Top of PROVIDED RECORDS
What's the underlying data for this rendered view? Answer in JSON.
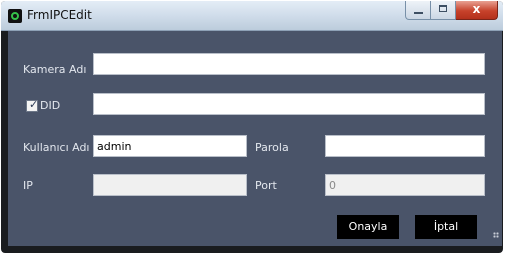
{
  "window": {
    "title": "FrmIPCEdit",
    "close_glyph": "x",
    "icons": {
      "app": "app-icon",
      "minimize": "minimize-icon",
      "maximize": "maximize-icon",
      "close": "close-icon",
      "check": "check-icon",
      "grip": "resize-grip-icon"
    }
  },
  "form": {
    "camera_name_label": "Kamera Adı",
    "camera_name_value": "",
    "did_label": "DID",
    "did_checked": true,
    "did_value": "",
    "username_label": "Kullanıcı Adı",
    "username_value": "admin",
    "password_label": "Parola",
    "password_value": "",
    "ip_label": "IP",
    "ip_value": "",
    "port_label": "Port",
    "port_value": "0"
  },
  "buttons": {
    "confirm_label": "Onayla",
    "cancel_label": "İptal"
  },
  "colors": {
    "panel_background": "#4a5469",
    "frame": "#1a1c1f",
    "button_background": "#000000"
  }
}
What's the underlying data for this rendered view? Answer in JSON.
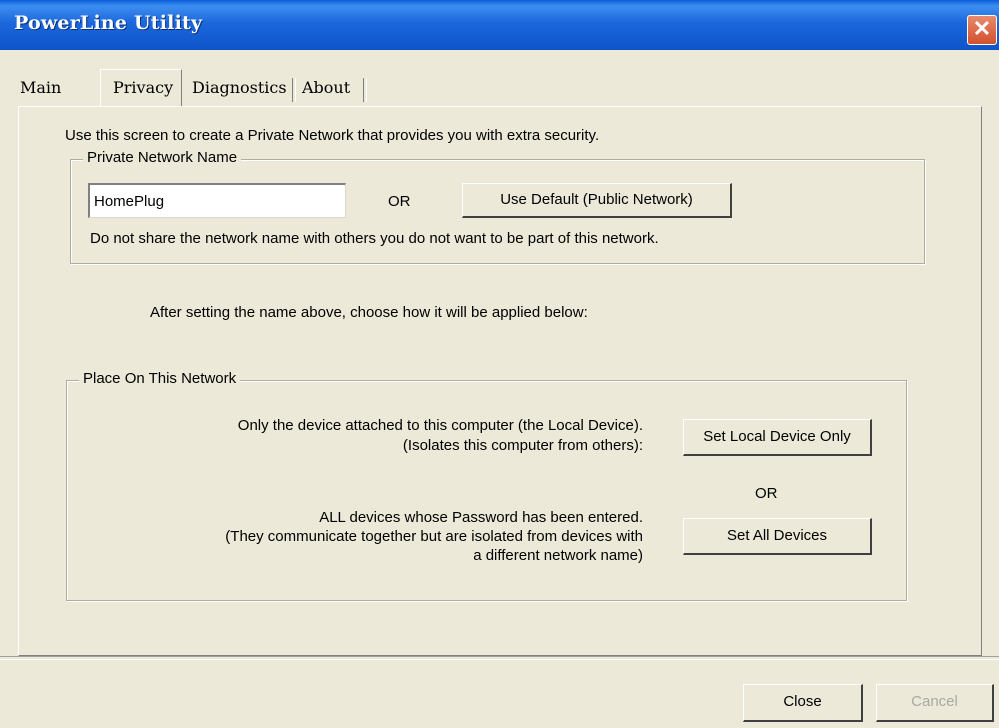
{
  "window": {
    "title": "PowerLine Utility",
    "close_glyph": "✕"
  },
  "tabs": [
    {
      "label": "Main"
    },
    {
      "label": "Privacy"
    },
    {
      "label": "Diagnostics"
    },
    {
      "label": "About"
    }
  ],
  "privacy": {
    "intro": "Use this screen to create a Private Network that provides you with extra security.",
    "network_group": {
      "legend": "Private Network Name",
      "name_value": "HomePlug",
      "or_label": "OR",
      "default_button": "Use Default (Public Network)",
      "warning": "Do not share the network name with others you do not want to be part of this network."
    },
    "after_setting": "After setting the name above, choose how it will be applied below:",
    "place_group": {
      "legend": "Place On This Network",
      "local_line1": "Only the device attached to this computer (the Local Device).",
      "local_line2": "(Isolates this computer from others):",
      "local_button": "Set Local Device Only",
      "or_label": "OR",
      "all_line1": "ALL devices whose Password has been entered.",
      "all_line2": "(They communicate together but are isolated from devices with",
      "all_line3": "a different network name)",
      "all_button": "Set All Devices"
    }
  },
  "footer": {
    "close_button": "Close",
    "cancel_button": "Cancel"
  },
  "colors": {
    "title_bar": "#1c67dd",
    "window_bg": "#ece9d8",
    "close_box": "#d2512d"
  }
}
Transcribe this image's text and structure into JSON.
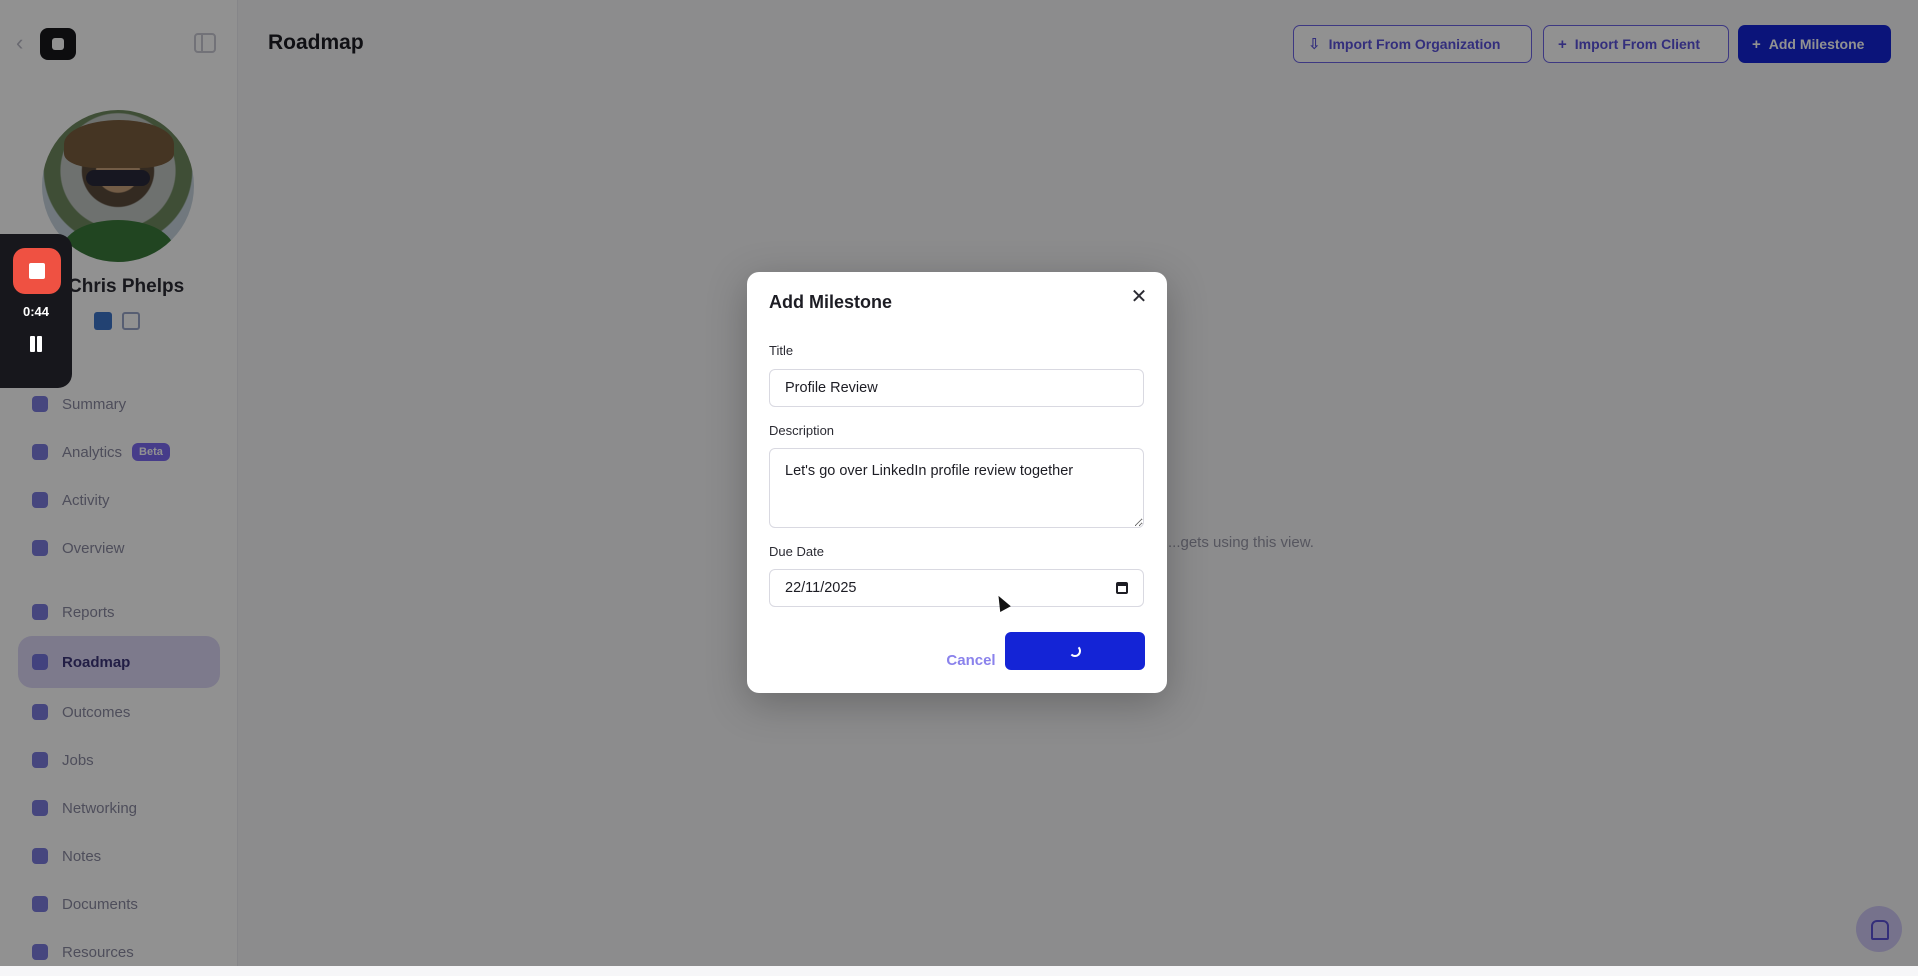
{
  "sidebar": {
    "back_glyph": "‹",
    "client_name": "Chris Phelps",
    "items": [
      {
        "label": "Summary",
        "icon": "summary-icon"
      },
      {
        "label": "Analytics",
        "icon": "analytics-icon",
        "badge": "Beta"
      },
      {
        "label": "Activity",
        "icon": "activity-icon"
      },
      {
        "label": "Overview",
        "icon": "overview-icon"
      },
      {
        "label": "Reports",
        "icon": "reports-icon"
      },
      {
        "label": "Roadmap",
        "icon": "roadmap-icon",
        "active": true
      },
      {
        "label": "Outcomes",
        "icon": "outcomes-icon"
      },
      {
        "label": "Jobs",
        "icon": "jobs-icon"
      },
      {
        "label": "Networking",
        "icon": "networking-icon"
      },
      {
        "label": "Notes",
        "icon": "notes-icon"
      },
      {
        "label": "Documents",
        "icon": "documents-icon"
      },
      {
        "label": "Resources",
        "icon": "resources-icon"
      }
    ]
  },
  "header": {
    "title": "Roadmap",
    "import_org_label": "Import From Organization",
    "import_client_label": "Import From Client",
    "add_milestone_label": "Add Milestone",
    "plus_glyph": "+",
    "import_glyph": "⇩"
  },
  "main": {
    "empty_hint": "...gets using this view."
  },
  "modal": {
    "title": "Add Milestone",
    "close_glyph": "✕",
    "title_label": "Title",
    "title_value": "Profile Review",
    "description_label": "Description",
    "description_value": "Let's go over LinkedIn profile review together",
    "due_date_label": "Due Date",
    "due_date_value": "22/11/2025",
    "cancel_label": "Cancel",
    "submit_state": "loading"
  },
  "recorder": {
    "time": "0:44"
  },
  "colors": {
    "accent": "#1424d6",
    "accent_soft": "#dcd7f7",
    "record_red": "#ef5142",
    "overlay": "rgba(0,0,0,0.43)"
  }
}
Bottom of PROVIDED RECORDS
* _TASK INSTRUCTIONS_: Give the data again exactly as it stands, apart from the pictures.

* _ANSWER BELOW_:
What's the underlying data for this rendered view? Answer in JSON.
{
  "window": {
    "title": "FrmIPCEdit",
    "close_glyph": "x",
    "icons": {
      "app": "app-icon",
      "minimize": "minimize-icon",
      "maximize": "maximize-icon",
      "close": "close-icon",
      "check": "check-icon",
      "grip": "resize-grip-icon"
    }
  },
  "form": {
    "camera_name_label": "Kamera Adı",
    "camera_name_value": "",
    "did_label": "DID",
    "did_checked": true,
    "did_value": "",
    "username_label": "Kullanıcı Adı",
    "username_value": "admin",
    "password_label": "Parola",
    "password_value": "",
    "ip_label": "IP",
    "ip_value": "",
    "port_label": "Port",
    "port_value": "0"
  },
  "buttons": {
    "confirm_label": "Onayla",
    "cancel_label": "İptal"
  },
  "colors": {
    "panel_background": "#4a5469",
    "frame": "#1a1c1f",
    "button_background": "#000000"
  }
}
What's the underlying data for this rendered view? Answer in JSON.
{
  "window": {
    "title": "PowerLine Utility",
    "close_glyph": "✕"
  },
  "tabs": [
    {
      "label": "Main"
    },
    {
      "label": "Privacy"
    },
    {
      "label": "Diagnostics"
    },
    {
      "label": "About"
    }
  ],
  "privacy": {
    "intro": "Use this screen to create a Private Network that provides you with extra security.",
    "network_group": {
      "legend": "Private Network Name",
      "name_value": "HomePlug",
      "or_label": "OR",
      "default_button": "Use Default (Public Network)",
      "warning": "Do not share the network name with others you do not want to be part of this network."
    },
    "after_setting": "After setting the name above, choose how it will be applied below:",
    "place_group": {
      "legend": "Place On This Network",
      "local_line1": "Only the device attached to this computer (the Local Device).",
      "local_line2": "(Isolates this computer from others):",
      "local_button": "Set Local Device Only",
      "or_label": "OR",
      "all_line1": "ALL devices whose Password has been entered.",
      "all_line2": "(They communicate together but are isolated from devices with",
      "all_line3": "a different network name)",
      "all_button": "Set All Devices"
    }
  },
  "footer": {
    "close_button": "Close",
    "cancel_button": "Cancel"
  },
  "colors": {
    "title_bar": "#1c67dd",
    "window_bg": "#ece9d8",
    "close_box": "#d2512d"
  }
}
Transcribe this image's text and structure into JSON.
{
  "sidebar": {
    "back_glyph": "‹",
    "client_name": "Chris Phelps",
    "items": [
      {
        "label": "Summary",
        "icon": "summary-icon"
      },
      {
        "label": "Analytics",
        "icon": "analytics-icon",
        "badge": "Beta"
      },
      {
        "label": "Activity",
        "icon": "activity-icon"
      },
      {
        "label": "Overview",
        "icon": "overview-icon"
      },
      {
        "label": "Reports",
        "icon": "reports-icon"
      },
      {
        "label": "Roadmap",
        "icon": "roadmap-icon",
        "active": true
      },
      {
        "label": "Outcomes",
        "icon": "outcomes-icon"
      },
      {
        "label": "Jobs",
        "icon": "jobs-icon"
      },
      {
        "label": "Networking",
        "icon": "networking-icon"
      },
      {
        "label": "Notes",
        "icon": "notes-icon"
      },
      {
        "label": "Documents",
        "icon": "documents-icon"
      },
      {
        "label": "Resources",
        "icon": "resources-icon"
      }
    ]
  },
  "header": {
    "title": "Roadmap",
    "import_org_label": "Import From Organization",
    "import_client_label": "Import From Client",
    "add_milestone_label": "Add Milestone",
    "plus_glyph": "+",
    "import_glyph": "⇩"
  },
  "main": {
    "empty_hint": "...gets using this view."
  },
  "modal": {
    "title": "Add Milestone",
    "close_glyph": "✕",
    "title_label": "Title",
    "title_value": "Profile Review",
    "description_label": "Description",
    "description_value": "Let's go over LinkedIn profile review together",
    "due_date_label": "Due Date",
    "due_date_value": "22/11/2025",
    "cancel_label": "Cancel",
    "submit_state": "loading"
  },
  "recorder": {
    "time": "0:44"
  },
  "colors": {
    "accent": "#1424d6",
    "accent_soft": "#dcd7f7",
    "record_red": "#ef5142",
    "overlay": "rgba(0,0,0,0.43)"
  }
}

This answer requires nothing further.